Exact copies of all the lines below are needed, without the pictures.

Web page and app entries:
━━━━
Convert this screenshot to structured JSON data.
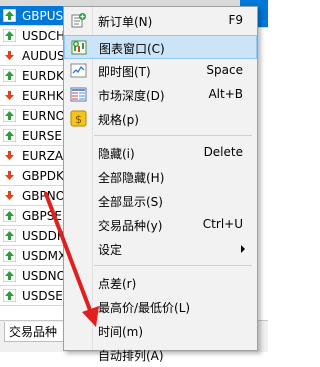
{
  "market_watch": {
    "symbols": [
      {
        "name": "GBPUS",
        "dir": "up"
      },
      {
        "name": "USDCH",
        "dir": "up"
      },
      {
        "name": "AUDUS",
        "dir": "down"
      },
      {
        "name": "EURDK",
        "dir": "up"
      },
      {
        "name": "EURHK",
        "dir": "down"
      },
      {
        "name": "EURNO",
        "dir": "up"
      },
      {
        "name": "EURSE",
        "dir": "up"
      },
      {
        "name": "EURZA",
        "dir": "down"
      },
      {
        "name": "GBPDK",
        "dir": "down"
      },
      {
        "name": "GBPNO",
        "dir": "down"
      },
      {
        "name": "GBPSE",
        "dir": "up"
      },
      {
        "name": "USDDK",
        "dir": "up"
      },
      {
        "name": "USDMX",
        "dir": "up"
      },
      {
        "name": "USDNO",
        "dir": "up"
      },
      {
        "name": "USDSE",
        "dir": "up"
      }
    ],
    "tab_label": "交易品种"
  },
  "menu": {
    "items": [
      {
        "label": "新订单(N)",
        "shortcut": "F9",
        "icon": "new-order-icon"
      },
      {
        "label": "图表窗口(C)",
        "shortcut": "",
        "icon": "chart-window-icon"
      },
      {
        "label": "即时图(T)",
        "shortcut": "Space",
        "icon": "tick-chart-icon"
      },
      {
        "label": "市场深度(D)",
        "shortcut": "Alt+B",
        "icon": "market-depth-icon"
      },
      {
        "label": "规格(p)",
        "shortcut": "",
        "icon": "specification-icon"
      },
      {
        "label": "隐藏(i)",
        "shortcut": "Delete"
      },
      {
        "label": "全部隐藏(H)",
        "shortcut": ""
      },
      {
        "label": "全部显示(S)",
        "shortcut": ""
      },
      {
        "label": "交易品种(y)",
        "shortcut": "Ctrl+U"
      },
      {
        "label": "设定",
        "shortcut": ""
      },
      {
        "label": "点差(r)",
        "shortcut": ""
      },
      {
        "label": "最高价/最低价(L)",
        "shortcut": ""
      },
      {
        "label": "时间(m)",
        "shortcut": ""
      },
      {
        "label": "自动排列(A)",
        "shortcut": ""
      }
    ]
  },
  "colors": {
    "up_arrow": "#2e9e3c",
    "down_arrow": "#e0421e",
    "selection": "#0078d7",
    "menu_highlight": "#cce4f7",
    "annotation_arrow": "#e02020"
  }
}
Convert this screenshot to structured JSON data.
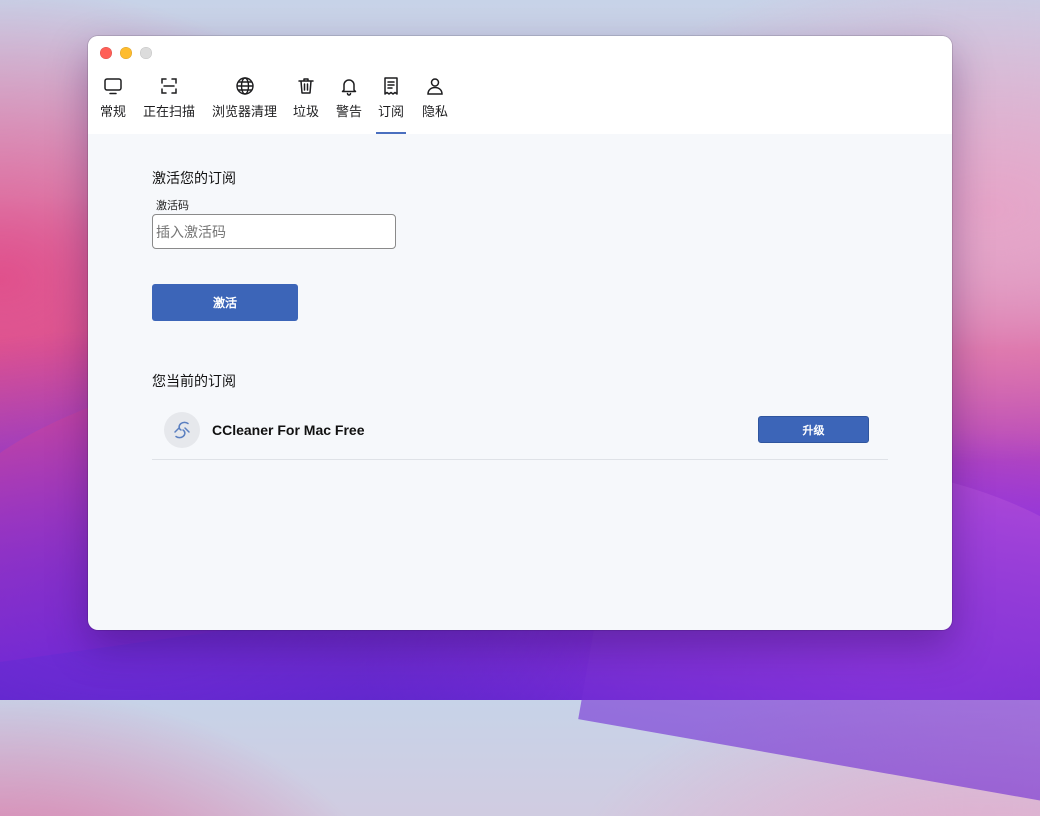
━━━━
RESULT OF THE TASK:
Convert this screenshot to structured JSON data.
{
  "market_watch": {
    "symbols": [
      {
        "name": "GBPUS",
        "dir": "up"
      },
      {
        "name": "USDCH",
        "dir": "up"
      },
      {
        "name": "AUDUS",
        "dir": "down"
      },
      {
        "name": "EURDK",
        "dir": "up"
      },
      {
        "name": "EURHK",
        "dir": "down"
      },
      {
        "name": "EURNO",
        "dir": "up"
      },
      {
        "name": "EURSE",
        "dir": "up"
      },
      {
        "name": "EURZA",
        "dir": "down"
      },
      {
        "name": "GBPDK",
        "dir": "down"
      },
      {
        "name": "GBPNO",
        "dir": "down"
      },
      {
        "name": "GBPSE",
        "dir": "up"
      },
      {
        "name": "USDDK",
        "dir": "up"
      },
      {
        "name": "USDMX",
        "dir": "up"
      },
      {
        "name": "USDNO",
        "dir": "up"
      },
      {
        "name": "USDSE",
        "dir": "up"
      }
    ],
    "tab_label": "交易品种"
  },
  "menu": {
    "items": [
      {
        "label": "新订单(N)",
        "shortcut": "F9",
        "icon": "new-order-icon"
      },
      {
        "label": "图表窗口(C)",
        "shortcut": "",
        "icon": "chart-window-icon"
      },
      {
        "label": "即时图(T)",
        "shortcut": "Space",
        "icon": "tick-chart-icon"
      },
      {
        "label": "市场深度(D)",
        "shortcut": "Alt+B",
        "icon": "market-depth-icon"
      },
      {
        "label": "规格(p)",
        "shortcut": "",
        "icon": "specification-icon"
      },
      {
        "label": "隐藏(i)",
        "shortcut": "Delete"
      },
      {
        "label": "全部隐藏(H)",
        "shortcut": ""
      },
      {
        "label": "全部显示(S)",
        "shortcut": ""
      },
      {
        "label": "交易品种(y)",
        "shortcut": "Ctrl+U"
      },
      {
        "label": "设定",
        "shortcut": ""
      },
      {
        "label": "点差(r)",
        "shortcut": ""
      },
      {
        "label": "最高价/最低价(L)",
        "shortcut": ""
      },
      {
        "label": "时间(m)",
        "shortcut": ""
      },
      {
        "label": "自动排列(A)",
        "shortcut": ""
      }
    ]
  },
  "colors": {
    "up_arrow": "#2e9e3c",
    "down_arrow": "#e0421e",
    "selection": "#0078d7",
    "menu_highlight": "#cce4f7",
    "annotation_arrow": "#e02020"
  }
}
Convert this screenshot to structured JSON data.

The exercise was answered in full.